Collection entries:

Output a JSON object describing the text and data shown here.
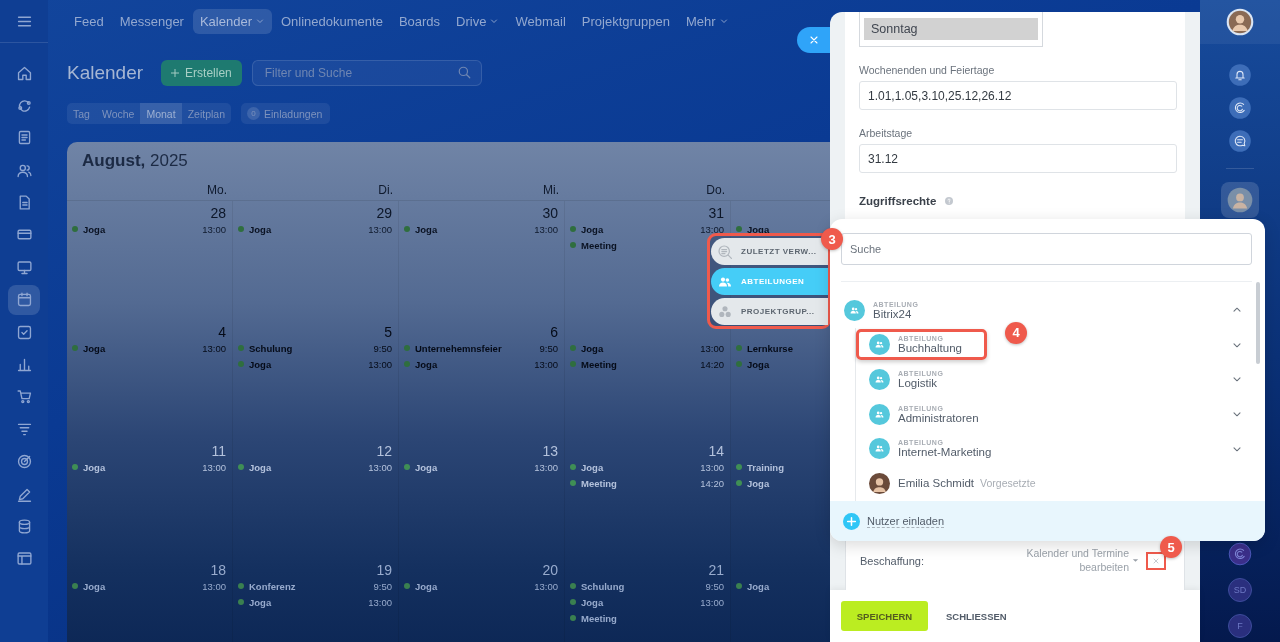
{
  "sidebar": {
    "items": [
      {
        "kind": "home",
        "selected": false
      },
      {
        "kind": "cycle",
        "selected": false
      },
      {
        "kind": "newspaper",
        "selected": false
      },
      {
        "kind": "people",
        "selected": false
      },
      {
        "kind": "document",
        "selected": false
      },
      {
        "kind": "card",
        "selected": false
      },
      {
        "kind": "monitor",
        "selected": false
      },
      {
        "kind": "calendar",
        "selected": true
      },
      {
        "kind": "checkbox",
        "selected": false
      },
      {
        "kind": "chart",
        "selected": false
      },
      {
        "kind": "cart",
        "selected": false
      },
      {
        "kind": "funnel",
        "selected": false
      },
      {
        "kind": "target",
        "selected": false
      },
      {
        "kind": "pen",
        "selected": false
      },
      {
        "kind": "database",
        "selected": false
      },
      {
        "kind": "window",
        "selected": false
      }
    ]
  },
  "top_nav": {
    "items": [
      {
        "label": "Feed",
        "selected": false,
        "dropdown": false
      },
      {
        "label": "Messenger",
        "selected": false,
        "dropdown": false
      },
      {
        "label": "Kalender",
        "selected": true,
        "dropdown": true
      },
      {
        "label": "Onlinedokumente",
        "selected": false,
        "dropdown": false
      },
      {
        "label": "Boards",
        "selected": false,
        "dropdown": false
      },
      {
        "label": "Drive",
        "selected": false,
        "dropdown": true
      },
      {
        "label": "Webmail",
        "selected": false,
        "dropdown": false
      },
      {
        "label": "Projektgruppen",
        "selected": false,
        "dropdown": false
      },
      {
        "label": "Mehr",
        "selected": false,
        "dropdown": true
      }
    ]
  },
  "header": {
    "title": "Kalender",
    "create_button": "Erstellen",
    "filter": {
      "placeholder": "Filter und Suche"
    },
    "view_tabs": [
      {
        "label": "Tag",
        "selected": false
      },
      {
        "label": "Woche",
        "selected": false
      },
      {
        "label": "Monat",
        "selected": true
      },
      {
        "label": "Zeitplan",
        "selected": false
      }
    ],
    "invitations": {
      "count": "0",
      "label": "Einladungen"
    }
  },
  "calendar": {
    "month_title": "**August,** 2025",
    "weekdays": [
      "Mo.",
      "Di.",
      "Mi.",
      "Do."
    ],
    "weeks": [
      {
        "days": [
          {
            "date": "28",
            "events": [
              {
                "title": "Joga",
                "time": "13:00"
              }
            ]
          },
          {
            "date": "29",
            "events": [
              {
                "title": "Joga",
                "time": "13:00"
              }
            ]
          },
          {
            "date": "30",
            "events": [
              {
                "title": "Joga",
                "time": "13:00"
              }
            ]
          },
          {
            "date": "31",
            "events": [
              {
                "title": "Joga",
                "time": "13:00"
              },
              {
                "title": "Meeting"
              }
            ]
          },
          {
            "events": [
              {
                "title": "Joga"
              }
            ]
          }
        ]
      },
      {
        "days": [
          {
            "date": "4",
            "events": [
              {
                "title": "Joga",
                "time": "13:00"
              }
            ]
          },
          {
            "date": "5",
            "events": [
              {
                "title": "Schulung",
                "time": "9:50"
              },
              {
                "title": "Joga",
                "time": "13:00"
              }
            ]
          },
          {
            "date": "6",
            "events": [
              {
                "title": "Unternehemnsfeier",
                "time": "9:50"
              },
              {
                "title": "Joga",
                "time": "13:00"
              }
            ]
          },
          {
            "events": [
              {
                "title": "Joga",
                "time": "13:00"
              },
              {
                "title": "Meeting",
                "time": "14:20"
              }
            ]
          },
          {
            "events": [
              {
                "title": "Lernkurse"
              },
              {
                "title": "Joga"
              }
            ]
          }
        ]
      },
      {
        "days": [
          {
            "date": "11",
            "events": [
              {
                "title": "Joga",
                "time": "13:00"
              }
            ]
          },
          {
            "date": "12",
            "events": [
              {
                "title": "Joga",
                "time": "13:00"
              }
            ]
          },
          {
            "date": "13",
            "events": [
              {
                "title": "Joga",
                "time": "13:00"
              }
            ]
          },
          {
            "date": "14",
            "events": [
              {
                "title": "Joga",
                "time": "13:00"
              },
              {
                "title": "Meeting",
                "time": "14:20"
              }
            ]
          },
          {
            "events": [
              {
                "title": "Training"
              },
              {
                "title": "Joga"
              }
            ]
          }
        ]
      },
      {
        "days": [
          {
            "date": "18",
            "events": [
              {
                "title": "Joga",
                "time": "13:00"
              }
            ]
          },
          {
            "date": "19",
            "events": [
              {
                "title": "Konferenz",
                "time": "9:50"
              },
              {
                "title": "Joga",
                "time": "13:00"
              }
            ]
          },
          {
            "date": "20",
            "events": [
              {
                "title": "Joga",
                "time": "13:00"
              }
            ]
          },
          {
            "date": "21",
            "events": [
              {
                "title": "Schulung",
                "time": "9:50"
              },
              {
                "title": "Joga",
                "time": "13:00"
              },
              {
                "title": "Meeting"
              }
            ]
          },
          {
            "events": [
              {
                "title": "Joga"
              }
            ]
          }
        ]
      }
    ]
  },
  "panel": {
    "weekday_list": {
      "options": [
        {
          "label": "Sonntag",
          "selected": true
        }
      ]
    },
    "fields": [
      {
        "label": "Wochenenden und Feiertage",
        "value": "1.01,1.05,3.10,25.12,26.12"
      },
      {
        "label": "Arbeitstage",
        "value": "31.12"
      }
    ],
    "access_title": "Zugriffsrechte",
    "permission_row": {
      "label": "Beschaffung:",
      "value": "Kalender und Termine bearbeiten",
      "remove_badge": "5"
    },
    "buttons": [
      {
        "label": "SPEICHERN",
        "kind": "primary"
      },
      {
        "label": "SCHLIESSEN",
        "kind": "link"
      }
    ]
  },
  "selector": {
    "tabs_badge": "3",
    "tabs": [
      {
        "label": "ZULETZT VERW...",
        "kind": "recent",
        "selected": false
      },
      {
        "label": "ABTEILUNGEN",
        "kind": "departments",
        "selected": true
      },
      {
        "label": "PROJEKTGRUP...",
        "kind": "projects",
        "selected": false
      }
    ],
    "search": {
      "placeholder": "Suche"
    },
    "tree": [
      {
        "kind": "department",
        "type_label": "ABTEILUNG",
        "name": "Bitrix24",
        "expanded": true,
        "children": [
          {
            "kind": "department",
            "type_label": "ABTEILUNG",
            "name": "Buchhaltung",
            "expanded": false,
            "badge": "4"
          },
          {
            "kind": "department",
            "type_label": "ABTEILUNG",
            "name": "Logistik",
            "expanded": false
          },
          {
            "kind": "department",
            "type_label": "ABTEILUNG",
            "name": "Administratoren",
            "expanded": false
          },
          {
            "kind": "department",
            "type_label": "ABTEILUNG",
            "name": "Internet-Marketing",
            "expanded": false
          },
          {
            "kind": "user",
            "name": "Emilia Schmidt",
            "role": "Vorgesetzte"
          }
        ]
      }
    ],
    "invite": "Nutzer einladen"
  },
  "right_rail": {
    "initials": [
      "SD",
      "F"
    ]
  }
}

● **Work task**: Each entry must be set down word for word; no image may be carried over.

● **Solution to this task**:
Output a JSON object describing the text and data shown here.
{
  "sidebar": {
    "items": [
      {
        "kind": "home",
        "selected": false
      },
      {
        "kind": "cycle",
        "selected": false
      },
      {
        "kind": "newspaper",
        "selected": false
      },
      {
        "kind": "people",
        "selected": false
      },
      {
        "kind": "document",
        "selected": false
      },
      {
        "kind": "card",
        "selected": false
      },
      {
        "kind": "monitor",
        "selected": false
      },
      {
        "kind": "calendar",
        "selected": true
      },
      {
        "kind": "checkbox",
        "selected": false
      },
      {
        "kind": "chart",
        "selected": false
      },
      {
        "kind": "cart",
        "selected": false
      },
      {
        "kind": "funnel",
        "selected": false
      },
      {
        "kind": "target",
        "selected": false
      },
      {
        "kind": "pen",
        "selected": false
      },
      {
        "kind": "database",
        "selected": false
      },
      {
        "kind": "window",
        "selected": false
      }
    ]
  },
  "top_nav": {
    "items": [
      {
        "label": "Feed",
        "selected": false,
        "dropdown": false
      },
      {
        "label": "Messenger",
        "selected": false,
        "dropdown": false
      },
      {
        "label": "Kalender",
        "selected": true,
        "dropdown": true
      },
      {
        "label": "Onlinedokumente",
        "selected": false,
        "dropdown": false
      },
      {
        "label": "Boards",
        "selected": false,
        "dropdown": false
      },
      {
        "label": "Drive",
        "selected": false,
        "dropdown": true
      },
      {
        "label": "Webmail",
        "selected": false,
        "dropdown": false
      },
      {
        "label": "Projektgruppen",
        "selected": false,
        "dropdown": false
      },
      {
        "label": "Mehr",
        "selected": false,
        "dropdown": true
      }
    ]
  },
  "header": {
    "title": "Kalender",
    "create_button": "Erstellen",
    "filter": {
      "placeholder": "Filter und Suche"
    },
    "view_tabs": [
      {
        "label": "Tag",
        "selected": false
      },
      {
        "label": "Woche",
        "selected": false
      },
      {
        "label": "Monat",
        "selected": true
      },
      {
        "label": "Zeitplan",
        "selected": false
      }
    ],
    "invitations": {
      "count": "0",
      "label": "Einladungen"
    }
  },
  "calendar": {
    "month_title": "**August,** 2025",
    "weekdays": [
      "Mo.",
      "Di.",
      "Mi.",
      "Do."
    ],
    "weeks": [
      {
        "days": [
          {
            "date": "28",
            "events": [
              {
                "title": "Joga",
                "time": "13:00"
              }
            ]
          },
          {
            "date": "29",
            "events": [
              {
                "title": "Joga",
                "time": "13:00"
              }
            ]
          },
          {
            "date": "30",
            "events": [
              {
                "title": "Joga",
                "time": "13:00"
              }
            ]
          },
          {
            "date": "31",
            "events": [
              {
                "title": "Joga",
                "time": "13:00"
              },
              {
                "title": "Meeting"
              }
            ]
          },
          {
            "events": [
              {
                "title": "Joga"
              }
            ]
          }
        ]
      },
      {
        "days": [
          {
            "date": "4",
            "events": [
              {
                "title": "Joga",
                "time": "13:00"
              }
            ]
          },
          {
            "date": "5",
            "events": [
              {
                "title": "Schulung",
                "time": "9:50"
              },
              {
                "title": "Joga",
                "time": "13:00"
              }
            ]
          },
          {
            "date": "6",
            "events": [
              {
                "title": "Unternehemnsfeier",
                "time": "9:50"
              },
              {
                "title": "Joga",
                "time": "13:00"
              }
            ]
          },
          {
            "events": [
              {
                "title": "Joga",
                "time": "13:00"
              },
              {
                "title": "Meeting",
                "time": "14:20"
              }
            ]
          },
          {
            "events": [
              {
                "title": "Lernkurse"
              },
              {
                "title": "Joga"
              }
            ]
          }
        ]
      },
      {
        "days": [
          {
            "date": "11",
            "events": [
              {
                "title": "Joga",
                "time": "13:00"
              }
            ]
          },
          {
            "date": "12",
            "events": [
              {
                "title": "Joga",
                "time": "13:00"
              }
            ]
          },
          {
            "date": "13",
            "events": [
              {
                "title": "Joga",
                "time": "13:00"
              }
            ]
          },
          {
            "date": "14",
            "events": [
              {
                "title": "Joga",
                "time": "13:00"
              },
              {
                "title": "Meeting",
                "time": "14:20"
              }
            ]
          },
          {
            "events": [
              {
                "title": "Training"
              },
              {
                "title": "Joga"
              }
            ]
          }
        ]
      },
      {
        "days": [
          {
            "date": "18",
            "events": [
              {
                "title": "Joga",
                "time": "13:00"
              }
            ]
          },
          {
            "date": "19",
            "events": [
              {
                "title": "Konferenz",
                "time": "9:50"
              },
              {
                "title": "Joga",
                "time": "13:00"
              }
            ]
          },
          {
            "date": "20",
            "events": [
              {
                "title": "Joga",
                "time": "13:00"
              }
            ]
          },
          {
            "date": "21",
            "events": [
              {
                "title": "Schulung",
                "time": "9:50"
              },
              {
                "title": "Joga",
                "time": "13:00"
              },
              {
                "title": "Meeting"
              }
            ]
          },
          {
            "events": [
              {
                "title": "Joga"
              }
            ]
          }
        ]
      }
    ]
  },
  "panel": {
    "weekday_list": {
      "options": [
        {
          "label": "Sonntag",
          "selected": true
        }
      ]
    },
    "fields": [
      {
        "label": "Wochenenden und Feiertage",
        "value": "1.01,1.05,3.10,25.12,26.12"
      },
      {
        "label": "Arbeitstage",
        "value": "31.12"
      }
    ],
    "access_title": "Zugriffsrechte",
    "permission_row": {
      "label": "Beschaffung:",
      "value": "Kalender und Termine bearbeiten",
      "remove_badge": "5"
    },
    "buttons": [
      {
        "label": "SPEICHERN",
        "kind": "primary"
      },
      {
        "label": "SCHLIESSEN",
        "kind": "link"
      }
    ]
  },
  "selector": {
    "tabs_badge": "3",
    "tabs": [
      {
        "label": "ZULETZT VERW...",
        "kind": "recent",
        "selected": false
      },
      {
        "label": "ABTEILUNGEN",
        "kind": "departments",
        "selected": true
      },
      {
        "label": "PROJEKTGRUP...",
        "kind": "projects",
        "selected": false
      }
    ],
    "search": {
      "placeholder": "Suche"
    },
    "tree": [
      {
        "kind": "department",
        "type_label": "ABTEILUNG",
        "name": "Bitrix24",
        "expanded": true,
        "children": [
          {
            "kind": "department",
            "type_label": "ABTEILUNG",
            "name": "Buchhaltung",
            "expanded": false,
            "badge": "4"
          },
          {
            "kind": "department",
            "type_label": "ABTEILUNG",
            "name": "Logistik",
            "expanded": false
          },
          {
            "kind": "department",
            "type_label": "ABTEILUNG",
            "name": "Administratoren",
            "expanded": false
          },
          {
            "kind": "department",
            "type_label": "ABTEILUNG",
            "name": "Internet-Marketing",
            "expanded": false
          },
          {
            "kind": "user",
            "name": "Emilia Schmidt",
            "role": "Vorgesetzte"
          }
        ]
      }
    ],
    "invite": "Nutzer einladen"
  },
  "right_rail": {
    "initials": [
      "SD",
      "F"
    ]
  }
}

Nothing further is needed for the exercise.